by Robert Ball Hughes, 1852
at Reading & Co.'s Tea Store
198 Washington St., Boston
Redding and Company issued a trade card that carried the above engraving by Hammatt Billings, Esq., and is taken from a statue of a Chinaman, of half life size, modeled by Ball Hughes, Esq., from an original done in China.
We called attention, in our “ Odd Minutes” last week, to a little statue of a Chinaman by the well-known artist Ball Hughes, which stands at the door of the China Tea-store in Boston. We print below a letter which we have since received from a correspondent signing himself “ An Admirer of Ball Hughes,” who thinks that “ we have injured him and his work ” by our “ faint praise.” We print the letter in order that it may appear more clearly how sincere we are when we say that we had no intention of disparaging Mr. Hughes or his Chinaman in our remarks. We characterized the “ shape of the head and the expression of the face ” as being “ really amusing.” This does not seem to us faint praise. What epithet should we apply to them? Our correspondent's own letter goes to show that we could not say they were “ classic.” We meant to intimate that the statue was life-like and natural enough to excite the same emotions which would be excited by the sight of a live Chinaman in our streets; and, like the neighing of the horses at the picture of Apelles, it seems to us that this should be considered as real commendation. We said moreover that it “ is a pretty figure, and characterizes well the peculiarities of the singular race who enjoy a monopoly in the growing of tea.” However, our correspondent shall speak to our readers for himself:—
“TO THE EDITOR OF TO-DAY.
“ DEAR SIR, — In your notice of the stone figure modelled by Ball Hughes, and which now stands at the door of 198, Washington street (Redding & Co.'s tea-store), it appears to me you have said too much, or rather too little. The faint praise which you give Ball Hughes, in this instance, injures him and his work; as is apparent when you consider that he stands first in his art, and was never known to turn any thing out of his hands imperfect. Besides, you should know that it cost him the labor of four months, and is esteemed by him one of his best performances. No one knows but an artist (probably) the difficulty of producing a Tartar or Chinese cast of countenance, when the Grecian style of face has been followed for years; and yet, in this statue, modelled by Mr. Hughes, you see the Chinese features, and an expression at once native and agreeable. The common plaster figures which exist in every direction about the town tend to lower and degrade the effort of the artist in this instance ; and he labors under the difficulty of representing a figure, which, by common consent, is not held as classical. Nevertheless, it is a figure which pleases ; and not only pleases, but wins upon you the more you see of it: in short, the eye loves to dwell upon it!
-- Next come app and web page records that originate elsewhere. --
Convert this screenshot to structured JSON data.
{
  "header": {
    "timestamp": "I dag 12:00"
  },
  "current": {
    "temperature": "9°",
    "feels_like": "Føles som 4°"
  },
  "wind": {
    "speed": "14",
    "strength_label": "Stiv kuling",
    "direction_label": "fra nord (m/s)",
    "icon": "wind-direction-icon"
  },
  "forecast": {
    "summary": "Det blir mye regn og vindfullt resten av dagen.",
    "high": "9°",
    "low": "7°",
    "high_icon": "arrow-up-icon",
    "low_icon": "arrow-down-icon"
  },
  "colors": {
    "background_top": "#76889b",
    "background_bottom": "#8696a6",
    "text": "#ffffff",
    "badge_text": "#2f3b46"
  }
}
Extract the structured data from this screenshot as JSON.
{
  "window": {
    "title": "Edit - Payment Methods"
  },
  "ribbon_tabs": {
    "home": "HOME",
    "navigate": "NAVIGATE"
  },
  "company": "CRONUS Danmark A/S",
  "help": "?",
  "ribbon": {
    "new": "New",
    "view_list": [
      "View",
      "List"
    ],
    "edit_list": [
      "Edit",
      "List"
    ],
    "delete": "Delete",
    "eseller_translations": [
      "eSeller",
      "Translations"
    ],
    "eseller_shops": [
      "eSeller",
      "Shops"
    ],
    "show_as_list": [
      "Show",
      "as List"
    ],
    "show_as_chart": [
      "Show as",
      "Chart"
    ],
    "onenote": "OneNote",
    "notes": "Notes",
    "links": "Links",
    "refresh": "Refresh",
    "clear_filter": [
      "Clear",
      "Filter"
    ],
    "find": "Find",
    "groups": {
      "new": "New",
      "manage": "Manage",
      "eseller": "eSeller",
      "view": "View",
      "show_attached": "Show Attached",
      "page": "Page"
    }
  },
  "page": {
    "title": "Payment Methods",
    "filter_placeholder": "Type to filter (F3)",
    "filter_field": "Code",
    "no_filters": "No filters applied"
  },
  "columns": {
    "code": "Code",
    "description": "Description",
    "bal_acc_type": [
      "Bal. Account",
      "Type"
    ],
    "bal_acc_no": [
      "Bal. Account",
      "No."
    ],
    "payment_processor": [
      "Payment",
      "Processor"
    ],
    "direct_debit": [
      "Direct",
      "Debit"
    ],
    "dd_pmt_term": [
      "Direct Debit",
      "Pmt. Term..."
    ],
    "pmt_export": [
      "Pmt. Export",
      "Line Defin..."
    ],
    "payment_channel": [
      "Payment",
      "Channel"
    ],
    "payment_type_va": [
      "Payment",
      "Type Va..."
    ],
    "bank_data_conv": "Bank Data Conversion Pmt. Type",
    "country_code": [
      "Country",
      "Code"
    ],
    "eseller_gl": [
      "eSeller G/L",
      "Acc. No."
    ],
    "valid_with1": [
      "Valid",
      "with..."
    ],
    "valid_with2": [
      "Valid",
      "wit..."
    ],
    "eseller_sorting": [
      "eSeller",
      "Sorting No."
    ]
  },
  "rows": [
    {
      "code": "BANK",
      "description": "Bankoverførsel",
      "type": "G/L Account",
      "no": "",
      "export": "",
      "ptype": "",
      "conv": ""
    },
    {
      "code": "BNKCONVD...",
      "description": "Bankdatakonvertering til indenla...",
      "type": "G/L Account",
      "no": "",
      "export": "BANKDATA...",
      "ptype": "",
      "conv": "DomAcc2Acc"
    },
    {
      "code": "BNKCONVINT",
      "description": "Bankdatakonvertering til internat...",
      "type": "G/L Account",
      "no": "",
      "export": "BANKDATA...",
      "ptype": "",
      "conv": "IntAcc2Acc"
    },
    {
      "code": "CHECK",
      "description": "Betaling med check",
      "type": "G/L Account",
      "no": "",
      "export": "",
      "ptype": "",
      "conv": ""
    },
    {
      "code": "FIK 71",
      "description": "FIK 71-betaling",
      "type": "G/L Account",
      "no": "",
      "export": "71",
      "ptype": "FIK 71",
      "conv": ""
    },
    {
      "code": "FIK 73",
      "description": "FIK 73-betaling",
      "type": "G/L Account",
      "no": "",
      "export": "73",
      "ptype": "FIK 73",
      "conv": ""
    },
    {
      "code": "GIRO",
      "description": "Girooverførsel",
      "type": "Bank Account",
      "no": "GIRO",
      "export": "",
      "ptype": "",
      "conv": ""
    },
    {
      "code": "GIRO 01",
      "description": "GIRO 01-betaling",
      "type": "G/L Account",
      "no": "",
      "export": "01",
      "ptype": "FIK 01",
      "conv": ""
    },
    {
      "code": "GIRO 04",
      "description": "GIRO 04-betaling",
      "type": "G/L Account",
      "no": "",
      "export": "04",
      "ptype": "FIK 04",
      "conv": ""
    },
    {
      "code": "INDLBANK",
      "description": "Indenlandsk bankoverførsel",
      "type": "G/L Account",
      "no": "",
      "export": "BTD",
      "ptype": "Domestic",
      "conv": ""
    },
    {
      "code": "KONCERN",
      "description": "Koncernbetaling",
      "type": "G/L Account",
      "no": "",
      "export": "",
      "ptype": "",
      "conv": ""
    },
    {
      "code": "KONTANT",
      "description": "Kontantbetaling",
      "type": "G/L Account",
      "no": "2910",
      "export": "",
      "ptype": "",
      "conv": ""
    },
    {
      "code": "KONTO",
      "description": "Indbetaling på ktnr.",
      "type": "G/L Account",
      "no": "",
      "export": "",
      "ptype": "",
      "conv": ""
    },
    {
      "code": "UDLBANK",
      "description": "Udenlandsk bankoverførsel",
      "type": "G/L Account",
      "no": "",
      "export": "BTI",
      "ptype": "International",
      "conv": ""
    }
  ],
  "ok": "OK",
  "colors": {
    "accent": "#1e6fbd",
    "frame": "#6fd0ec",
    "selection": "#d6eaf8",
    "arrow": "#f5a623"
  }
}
“ Hoping, my dear Sir, that you will look again at it, and be struck with its beauty and merit as I am, —
I faithfully subscribe myself,
“ AN ADMIRER OF BALL HUGHES.”
“...For another tea distributor, statues played a major role in its aggressive advertising campaign. Redding and Company of Boston promoted its statues as spectacles that were worthy of the public’s interest and that the competition could not match. People might come to see the statues and, once inside the store they would, the company hoped, also purchase tea. To increase public awareness of the attraction, Redding and Company issued a trade card that carried a picture of one of the statues and provided the following information about it:
The above engraving is by Hammatt Billings, Esq., and is taken from a statue of a Chinaman, of half life size, modeled by Ball Hughes, Esq., from an original done in China. Duplicates of this statue are to be seen at the Branch Tea Stores of REDDING & CO., at No. 78 Hanover Street, and No. 43 Beach Street. . . . These are COLORED; but the first copy, in STONE, may be seen at the Principal Tea Store, No. 198 Washington Street. The object of these statues is to adorn and designate these well-known Tea Depots, and at the same time to protect the public from imposition in cases where the style of Redding & Co.’s Stores, and their Signs, are used. [Emphasis added.]
Just as Great American modified a watercolor by Tingqua for its posters, so too did Redding and Company replicate an original Chinese statue to suit its marketing needs. It apparently purchased the prototype from a Chinese sculptor and then had copies made for display in its several stores. In addition, the company also claimed that, by providing consumers with a fail-safe method for identifying the genuine stores, its prominently displayed statues protected the public from being deceived by imitators. Regardless of whether impostors actually existed, the company probably did feature the statues in its advertising to help consumers distinguish Redding and Company from the competition...
Description of image: Redding and Company (trade card).
Source: Warshaw Collection of Business Americana—Tea, Archives Center, National Museum of American History, Behring Center, Smithsonian Institution.”
last update 3/31/2013
For noncommercial use, Copyright David E. Brown 2008-2013